● **SOURCE INFORMATION**
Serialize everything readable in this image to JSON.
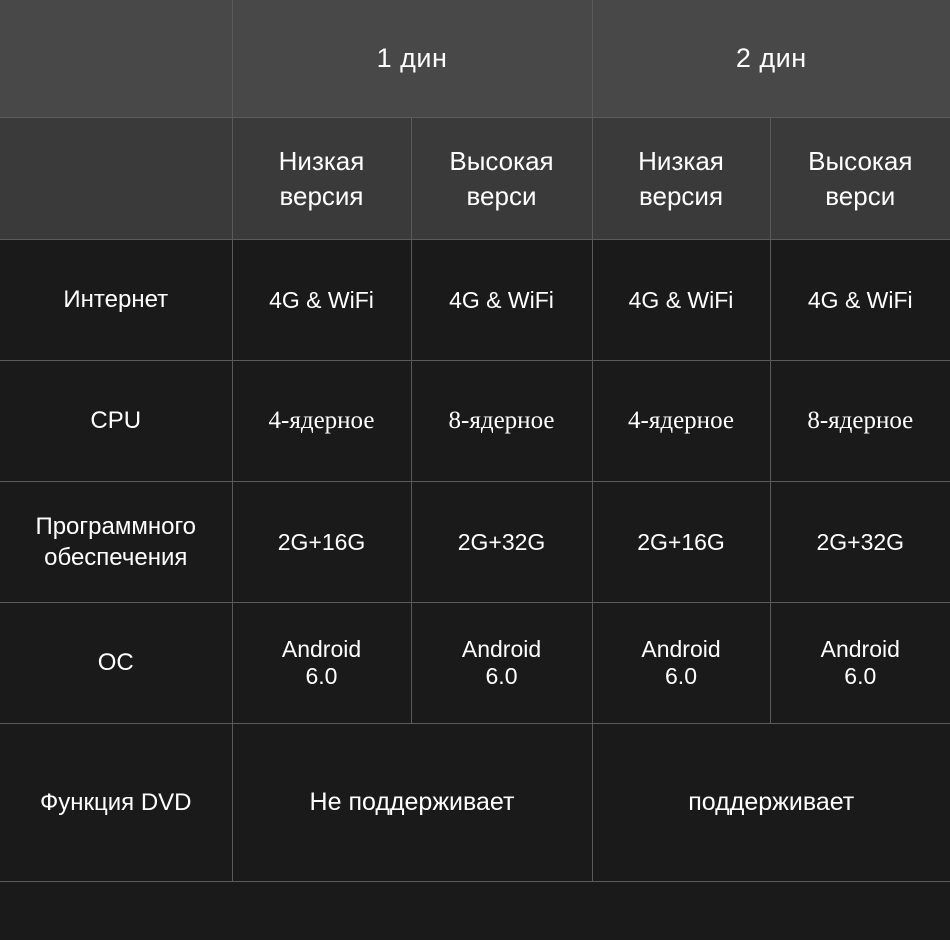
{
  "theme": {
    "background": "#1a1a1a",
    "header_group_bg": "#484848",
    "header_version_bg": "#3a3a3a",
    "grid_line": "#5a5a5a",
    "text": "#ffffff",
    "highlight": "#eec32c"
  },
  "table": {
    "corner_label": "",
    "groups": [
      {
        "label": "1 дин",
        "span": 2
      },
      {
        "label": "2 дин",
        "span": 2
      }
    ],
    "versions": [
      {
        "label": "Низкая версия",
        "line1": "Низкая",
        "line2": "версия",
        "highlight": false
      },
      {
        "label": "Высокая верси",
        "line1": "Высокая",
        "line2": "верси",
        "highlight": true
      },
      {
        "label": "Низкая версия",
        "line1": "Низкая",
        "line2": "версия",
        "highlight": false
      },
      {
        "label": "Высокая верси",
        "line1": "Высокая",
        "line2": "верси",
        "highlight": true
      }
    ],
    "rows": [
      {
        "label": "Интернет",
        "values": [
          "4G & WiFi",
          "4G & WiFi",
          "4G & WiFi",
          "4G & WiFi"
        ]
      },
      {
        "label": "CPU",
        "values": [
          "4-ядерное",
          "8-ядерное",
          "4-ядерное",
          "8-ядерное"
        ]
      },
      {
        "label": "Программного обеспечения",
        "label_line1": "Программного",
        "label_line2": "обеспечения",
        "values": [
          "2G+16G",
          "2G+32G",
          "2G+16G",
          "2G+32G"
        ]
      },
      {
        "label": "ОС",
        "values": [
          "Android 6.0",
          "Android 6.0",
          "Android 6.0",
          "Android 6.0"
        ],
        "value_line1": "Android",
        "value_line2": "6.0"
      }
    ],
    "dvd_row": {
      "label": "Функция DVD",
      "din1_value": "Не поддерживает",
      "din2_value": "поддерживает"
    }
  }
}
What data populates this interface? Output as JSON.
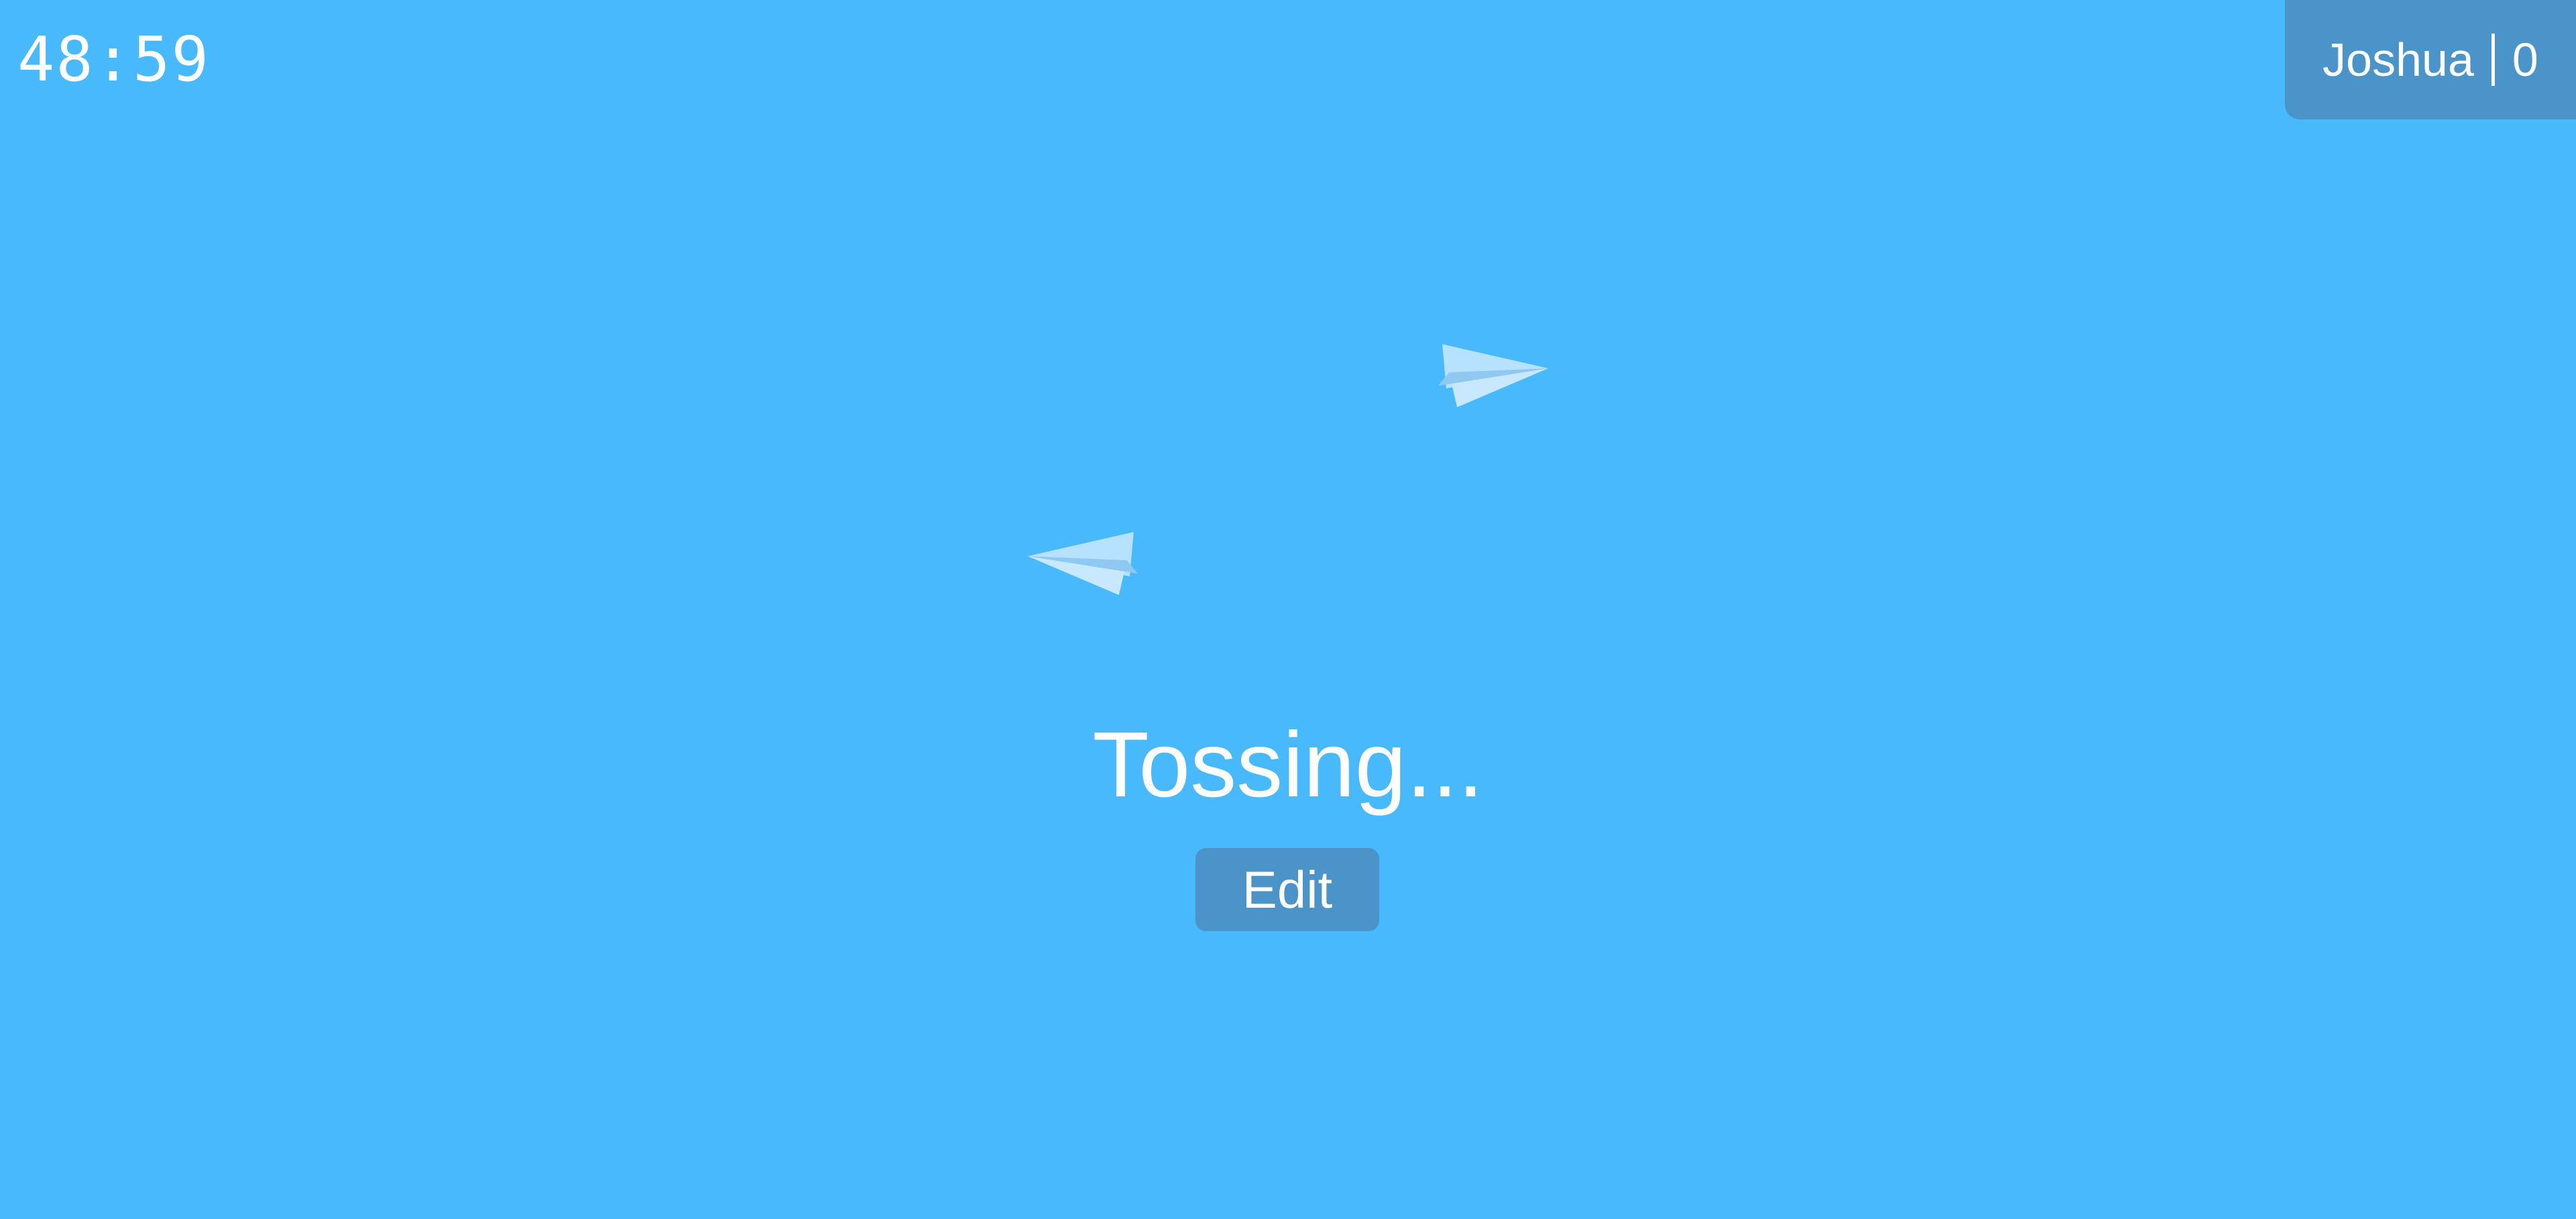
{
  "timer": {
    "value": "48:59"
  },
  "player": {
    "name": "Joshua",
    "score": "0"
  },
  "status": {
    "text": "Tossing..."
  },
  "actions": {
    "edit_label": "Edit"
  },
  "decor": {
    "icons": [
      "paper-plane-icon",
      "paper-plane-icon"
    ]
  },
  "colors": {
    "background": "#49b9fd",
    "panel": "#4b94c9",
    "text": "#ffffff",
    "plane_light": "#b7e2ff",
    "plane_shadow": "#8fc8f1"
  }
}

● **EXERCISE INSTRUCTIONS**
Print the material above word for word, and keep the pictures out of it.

● **ANSWER SPACE**
Serialize everything readable in this image to JSON.
{
  "theme": {
    "background": "#1a1a1a",
    "header_group_bg": "#484848",
    "header_version_bg": "#3a3a3a",
    "grid_line": "#5a5a5a",
    "text": "#ffffff",
    "highlight": "#eec32c"
  },
  "table": {
    "corner_label": "",
    "groups": [
      {
        "label": "1 дин",
        "span": 2
      },
      {
        "label": "2 дин",
        "span": 2
      }
    ],
    "versions": [
      {
        "label": "Низкая версия",
        "line1": "Низкая",
        "line2": "версия",
        "highlight": false
      },
      {
        "label": "Высокая верси",
        "line1": "Высокая",
        "line2": "верси",
        "highlight": true
      },
      {
        "label": "Низкая версия",
        "line1": "Низкая",
        "line2": "версия",
        "highlight": false
      },
      {
        "label": "Высокая верси",
        "line1": "Высокая",
        "line2": "верси",
        "highlight": true
      }
    ],
    "rows": [
      {
        "label": "Интернет",
        "values": [
          "4G & WiFi",
          "4G & WiFi",
          "4G & WiFi",
          "4G & WiFi"
        ]
      },
      {
        "label": "CPU",
        "values": [
          "4-ядерное",
          "8-ядерное",
          "4-ядерное",
          "8-ядерное"
        ]
      },
      {
        "label": "Программного обеспечения",
        "label_line1": "Программного",
        "label_line2": "обеспечения",
        "values": [
          "2G+16G",
          "2G+32G",
          "2G+16G",
          "2G+32G"
        ]
      },
      {
        "label": "ОС",
        "values": [
          "Android 6.0",
          "Android 6.0",
          "Android 6.0",
          "Android 6.0"
        ],
        "value_line1": "Android",
        "value_line2": "6.0"
      }
    ],
    "dvd_row": {
      "label": "Функция DVD",
      "din1_value": "Не поддерживает",
      "din2_value": "поддерживает"
    }
  }
}
What data populates this interface? Output as JSON.
{
  "timer": {
    "value": "48:59"
  },
  "player": {
    "name": "Joshua",
    "score": "0"
  },
  "status": {
    "text": "Tossing..."
  },
  "actions": {
    "edit_label": "Edit"
  },
  "decor": {
    "icons": [
      "paper-plane-icon",
      "paper-plane-icon"
    ]
  },
  "colors": {
    "background": "#49b9fd",
    "panel": "#4b94c9",
    "text": "#ffffff",
    "plane_light": "#b7e2ff",
    "plane_shadow": "#8fc8f1"
  }
}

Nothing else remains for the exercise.